You can see the power of an approach like this – where staff can comment on, have continual feedback into, and continue to build the student wellbeing approach.  Collaboration is high, isolation is low (we know isolation or silo-ing can be a big energy-sap) and bottom-up initiatives are allowed to have a voice, or even flourish.  Just as importantly, leadership is maintained – it’s not a case of everyone saying what they like and doing what they want.  Everyone knows that they’re to work within the 4D process if they want to work on the student wellbeing initiative; putting everyone on the ‘same page’… rather than everyone running in all directions.

Monitoring Phase

Let’s get back to the three phase structure from Figure 1.  As you look at those three dot points, what do you notice?  The first point is where students and staff are invited to have input into the way wellbeing will be measured.  Secondly, the results of that measurement are fed back to all stakeholders, parents, students and staff.  Thirdly, training is provided based on what’s found through measuring wellbeing.  Sound familiar?  Yes.  This monitoring phase could very well be a reflection of the first phase, the Development Phase – it is a condensed 4D process, i.e. an AI process of Discover, Dream, Design, and Deliver, bringing the entire implementation full circle (notice on Figure 1 how there’s even an arrow leading back from Monitoring to Implementation).  At this stage, we’re now looking at culture change.  We have come full circle.  If in the last phase we were looking at climate, that is, how things are at a particular point in time for the organisation – now we’re looking at sustaining that change, building on that change, making that change part of how we do thing here in an ongoing way over time, affecting people over time – affecting the culture of the school.  Wellbeing change is, of course, not a process that runs its course, but a cyclical process over time.  Not going in circles for the point of going in circles, but seeking always how better to live the dream, how to celebrate what has worked and build on it – seen from a side angle, hopefully more like an ascending spiral rather than mere circles.

Full circle

This also brings us ‘full circle’ – I hope that this series of posts on leading a quest for student wellbeing has in some way benefitted you and those who you serve through your work, be they staff, student or other.

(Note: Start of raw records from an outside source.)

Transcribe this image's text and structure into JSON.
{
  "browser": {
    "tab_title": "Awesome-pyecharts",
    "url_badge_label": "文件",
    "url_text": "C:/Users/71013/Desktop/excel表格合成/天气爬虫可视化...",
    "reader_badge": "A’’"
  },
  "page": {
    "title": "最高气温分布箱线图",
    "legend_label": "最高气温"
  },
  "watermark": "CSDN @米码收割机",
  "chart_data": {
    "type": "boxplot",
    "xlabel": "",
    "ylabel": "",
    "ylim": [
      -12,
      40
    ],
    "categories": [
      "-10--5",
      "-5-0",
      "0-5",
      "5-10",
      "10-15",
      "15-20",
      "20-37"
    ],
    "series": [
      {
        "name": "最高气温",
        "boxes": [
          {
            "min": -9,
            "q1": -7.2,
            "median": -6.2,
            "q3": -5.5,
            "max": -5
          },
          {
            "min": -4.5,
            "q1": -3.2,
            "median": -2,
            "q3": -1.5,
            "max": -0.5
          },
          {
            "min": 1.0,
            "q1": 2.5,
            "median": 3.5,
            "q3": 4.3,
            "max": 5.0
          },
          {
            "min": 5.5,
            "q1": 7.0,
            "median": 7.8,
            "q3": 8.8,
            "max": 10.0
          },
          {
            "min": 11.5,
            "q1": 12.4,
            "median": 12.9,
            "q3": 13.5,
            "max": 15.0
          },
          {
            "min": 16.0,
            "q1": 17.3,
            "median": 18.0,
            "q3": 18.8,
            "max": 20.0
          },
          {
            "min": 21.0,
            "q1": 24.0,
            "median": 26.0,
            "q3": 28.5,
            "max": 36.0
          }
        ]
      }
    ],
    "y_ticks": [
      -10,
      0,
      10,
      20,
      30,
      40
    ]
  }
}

  1. Srivastva, S. and D. Cooperrider, Appreciative Inquiry into Organizational Life. Research in organizational change and development, 1987. 1.
  2. Waters, L. and M. White, Case study of a school wellbeing initiative: Using appreciative inquiry to support positive change. International Journal of Wellbeing, 2015. 5(1): p. 19-32.
  3. Kluger, A. N., & Nir, D. (2010). The feedforward interview. Human Resource Management Review20(3), 235-246.

Nahum Kozak | Psychologist

Nahum is a Psychologist who uses the power of story, humour, and data to help improve organisations.  Nahum has a wealth of experience from school and corporate contexts – as Head of Positive Education and Senior School Counsellor (John Paul College), Corporate Coach (including experience with Griffith’s Work and Organisational Resiliency Centre) and Youth Minister (in Catholic Schools across Australia). He holds a B.A.(Psychology), M.Ed.(Educational Research: Theory and Practice), and is currently undertaking a second Masters in Organisational Psychology. He has presented at schools and conferences around Australia, and has had his research on wellbeing, social connection and sleep quality published in the International Journal of Social Psychiatry. Nahum is passionate about building healthy, happy organisations.